Many thanks to Net Galley for this book
Old money was an intriguing title and I must agree that the author managed to do full justice to it. The cover is also very classy and apt to the story and definitely predisposes one to pick up the book. After all, who won’t be intrigued by the possibility of millions of dollars in cash hidden in a given locality for anyone to find. Well, maybe not Indians so much because there would be stories of curses and other dire consequences predicted to engulf anyone foolish enough to try and find any such pot of old. (Trust me, I married into a family whose entire ancestral village can pinpoint the location of several hidden pots of gold but are scared out of their wits to ever touch it out of fear.)
Jake Crosby became a forest warden like he always wanted to, but only at a later stage in life. He is enthusiastic and seems to consider his job as something on par with other security agencies working towards keeping the community safe. That not everybody agrees with that assessment is not hard to understand. His wife, Morgan is trying hard to keep the bills of the house in order even as she manages a new born, a kid in kindergarten and an extremely unruly and undisciplined dog. Considering what her days must be like I felt complete sympathy with her irritation at her husband’s decision to dump a well-paying job and ‘following his heart’ – and applauded her for supporting him nonetheless.
Jake’s partner is Virgil, an older, cynical warden who genuinely loves nature and all its tiny creatures, is a font of tiny mostly unknown facts about many things under the sun and has to tendency to annoy people when challenged about the very same. Jake seems unbearably naïve at times and one can be forgiven for trying to tell him to stop acting like a 20-year-old with a corresponding enthusiasm level, but he is sweet too. I liked Virgil best. He is just the type of person who makes a perfect foil for Jake – his practicality and eccentricity keeps Jake in check while his loyalty for his partner makes him a stand-up guy one can always depend on.
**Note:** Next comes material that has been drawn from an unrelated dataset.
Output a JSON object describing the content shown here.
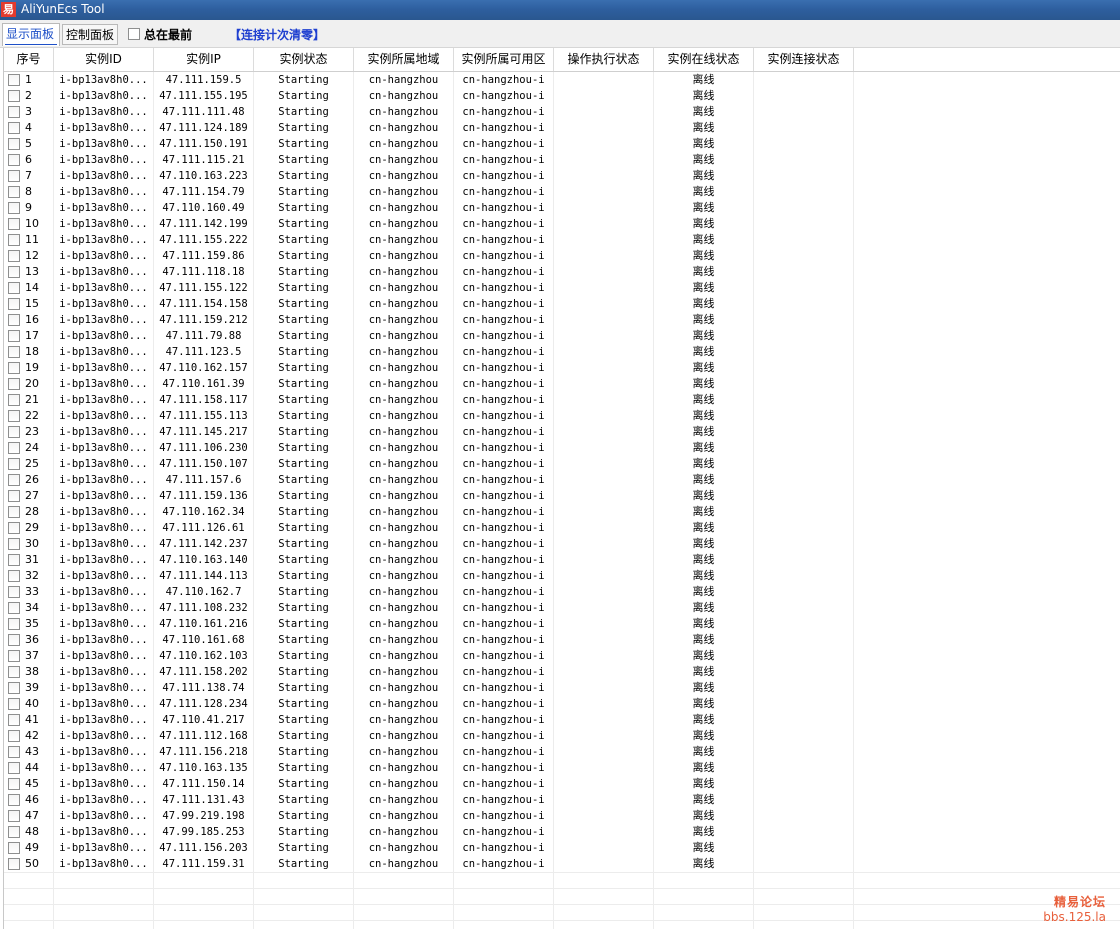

The set-up of the storyline was actually pretty good. The lost money and the antics of the Bolivar twins are both interesting and (unintentionally?) hilarious at times. Though the Bolivar twins are time and again described as ‘dangerous’ and though they do manage to do some pretty desperate things, it is hard to take them seriously. The side plots of the judge and the robberies were alright too.
And yet, why can I not give this book a full-throated shout out of approval? I realize that it is because the problem I had with the language or, more precisely, the editing of the book. The language could easily have been modified into a more refined and tighter note, both in the dialogues and the general text, by the simple process of clubbing several short sentences and changing a few words here and there. It would immediately have raised the novel to a caliber much higher than the one at which it currently resides. The writing style manages to bring this pretty good plotline to something that is just alright.
Can be read once for sure.